After Colabcat is set up, let us look at the pdf file whose password we want to crack. In the example, I will be using the certificate.pdf file. First, we need to extract the hash of the pdf file. This can be done by using pdf2john, which comes inbuilt in Kali Linux installations. If you do not have pdf2john, you can easily get it after installing John The Ripper tool from Github. To locate pdf2john, we will type the following commands:
After we have located pdf2john, we will use it to extract the hash from our pdf file by using the commands:
After running the command, we will get a hash. However, hashcat just needs the hash after the file name and the colon symbol. So, we need to copy the hash after the colon and save it in a .txt file. In my case, I will be saving it in the pdfhash.txt file.
After doing so, we need to get the properties of the pdf file and which version it is using. This will be helpful to us while we are trying to crack the hash. To get the file properties, type the command:
The screenshot for the above commands and output is below:
As it can be seen, the version is 1.6, and it also shows that the PDF is password protected. Also, note that the highlighted hash in white is what is saved in the pdfhash.txt file.
After getting the pdf hash, we need to upload the file to our hashes directory of Google Drive, which we had created earlier. After uploading the file, we should have two files in the hashes directory as shown below:
We can also check that both the files are uploaded successfully by going to Colabcat and typing the command:
After the files are uploaded, now we need to crack the hash. First, we need to figure out which hash mode to use. To do this, you can display the help menu of hashcat by typing:
As it can be seen, the hash mode used for PDF Version 1.6 (gotten earlier) is 10500. After having this information, we can finally type the command to crack the PDF Password. We will be using rockyou.txt to crack the PDF Password.
To do so, go to Colabcat, and type the command below:
!hashcat -m 10500 -a 0 /root/.hashcat/hashes/pdfhash.txt /root/.hashcat/hashes/rockyou.txt
-m specifies the hash mode to be used. -a specifies the attack mode to be used, which is the Straight attack mode in our case. After that, the pdfhash.txt is passed as an input, and the rockyou.txt is passed as the wordlist.

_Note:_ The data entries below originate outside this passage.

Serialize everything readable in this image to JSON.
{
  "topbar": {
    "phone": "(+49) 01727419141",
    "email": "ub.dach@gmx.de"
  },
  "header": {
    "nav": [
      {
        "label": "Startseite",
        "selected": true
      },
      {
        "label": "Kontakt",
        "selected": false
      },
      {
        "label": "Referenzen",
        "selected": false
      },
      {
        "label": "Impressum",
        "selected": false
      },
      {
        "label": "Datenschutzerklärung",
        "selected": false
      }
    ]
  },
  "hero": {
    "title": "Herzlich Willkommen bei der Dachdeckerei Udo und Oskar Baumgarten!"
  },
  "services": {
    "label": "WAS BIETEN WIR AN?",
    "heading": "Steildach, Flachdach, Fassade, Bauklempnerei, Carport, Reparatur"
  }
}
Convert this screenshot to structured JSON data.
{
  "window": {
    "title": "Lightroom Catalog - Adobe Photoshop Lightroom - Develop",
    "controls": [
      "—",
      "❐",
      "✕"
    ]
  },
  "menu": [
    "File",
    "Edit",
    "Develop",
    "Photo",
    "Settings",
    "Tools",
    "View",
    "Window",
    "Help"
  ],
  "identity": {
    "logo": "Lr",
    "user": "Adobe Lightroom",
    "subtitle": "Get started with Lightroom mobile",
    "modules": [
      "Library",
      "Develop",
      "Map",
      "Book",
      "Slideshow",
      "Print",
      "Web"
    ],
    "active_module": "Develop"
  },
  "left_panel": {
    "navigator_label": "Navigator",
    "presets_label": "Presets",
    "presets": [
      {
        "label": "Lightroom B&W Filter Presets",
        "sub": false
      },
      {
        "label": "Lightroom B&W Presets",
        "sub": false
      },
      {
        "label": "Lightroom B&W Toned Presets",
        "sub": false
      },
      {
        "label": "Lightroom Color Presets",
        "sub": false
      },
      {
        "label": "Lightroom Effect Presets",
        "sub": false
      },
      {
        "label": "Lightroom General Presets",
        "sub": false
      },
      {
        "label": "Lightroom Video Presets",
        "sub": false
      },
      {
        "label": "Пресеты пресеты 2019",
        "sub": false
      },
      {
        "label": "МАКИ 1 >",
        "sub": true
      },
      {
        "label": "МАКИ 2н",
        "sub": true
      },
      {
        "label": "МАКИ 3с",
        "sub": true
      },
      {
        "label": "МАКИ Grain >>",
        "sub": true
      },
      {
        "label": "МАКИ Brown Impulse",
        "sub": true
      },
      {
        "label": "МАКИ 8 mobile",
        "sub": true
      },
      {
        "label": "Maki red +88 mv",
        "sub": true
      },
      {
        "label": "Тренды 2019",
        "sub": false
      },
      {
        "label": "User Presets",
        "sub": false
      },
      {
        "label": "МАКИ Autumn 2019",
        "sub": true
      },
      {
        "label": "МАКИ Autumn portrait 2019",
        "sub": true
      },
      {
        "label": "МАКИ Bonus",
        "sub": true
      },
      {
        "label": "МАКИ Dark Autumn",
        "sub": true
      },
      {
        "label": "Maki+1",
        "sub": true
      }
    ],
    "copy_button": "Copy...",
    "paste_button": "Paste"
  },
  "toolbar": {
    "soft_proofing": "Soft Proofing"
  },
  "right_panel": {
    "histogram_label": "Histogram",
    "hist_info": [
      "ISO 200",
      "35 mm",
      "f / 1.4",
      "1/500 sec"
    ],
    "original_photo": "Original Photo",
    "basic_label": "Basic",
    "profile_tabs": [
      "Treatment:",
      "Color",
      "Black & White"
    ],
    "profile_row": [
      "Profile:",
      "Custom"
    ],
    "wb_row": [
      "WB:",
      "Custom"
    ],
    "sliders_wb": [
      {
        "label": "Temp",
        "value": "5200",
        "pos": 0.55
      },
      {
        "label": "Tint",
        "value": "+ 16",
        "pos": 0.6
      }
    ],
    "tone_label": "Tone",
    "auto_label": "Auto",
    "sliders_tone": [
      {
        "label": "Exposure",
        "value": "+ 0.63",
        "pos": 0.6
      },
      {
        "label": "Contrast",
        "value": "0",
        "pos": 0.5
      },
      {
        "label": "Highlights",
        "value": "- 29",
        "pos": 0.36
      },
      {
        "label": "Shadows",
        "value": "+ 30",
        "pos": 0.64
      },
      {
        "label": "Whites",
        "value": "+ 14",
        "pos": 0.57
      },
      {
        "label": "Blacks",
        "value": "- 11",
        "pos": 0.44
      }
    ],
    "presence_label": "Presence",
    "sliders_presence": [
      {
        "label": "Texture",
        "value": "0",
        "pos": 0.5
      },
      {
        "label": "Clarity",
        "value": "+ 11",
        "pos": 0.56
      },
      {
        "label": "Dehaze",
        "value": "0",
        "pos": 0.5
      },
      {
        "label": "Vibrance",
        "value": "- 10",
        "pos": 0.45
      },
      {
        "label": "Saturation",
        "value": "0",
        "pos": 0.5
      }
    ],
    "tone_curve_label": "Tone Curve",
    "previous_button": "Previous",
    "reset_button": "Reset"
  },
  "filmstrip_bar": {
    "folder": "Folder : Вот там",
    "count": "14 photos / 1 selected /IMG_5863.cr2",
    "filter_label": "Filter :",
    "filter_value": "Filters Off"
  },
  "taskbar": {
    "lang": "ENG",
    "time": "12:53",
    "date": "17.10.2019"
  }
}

As it can be seen, the password is cracked within 3 seconds, and “!!!luckynumber7” is our password. This password can now be put while opening the PDF File to gain access to the contents of the PDF File.
The attack is very fast as compared to using hashcat on my own laptop. To give some context, if I used the OneRuleToRuleThemAll rule file to crack the same hash, the time estimated to crack the hash on my own laptop showed around 14 days and 10 hours. However, when I used the same rule file to crack the hash using Colabcat, the estimated time was 18 hours and 35 minutes. This should make it crystal clear as to why it is much more beneficial to use Colabcat as compared to using Hashcat on your host machine.
There is hardly any detection or prevention mechanism for this type of attack as the password is cracked offline. The most effective prevention mechanism would be to create a strong password of a minimum of 8 characters and following password complexity.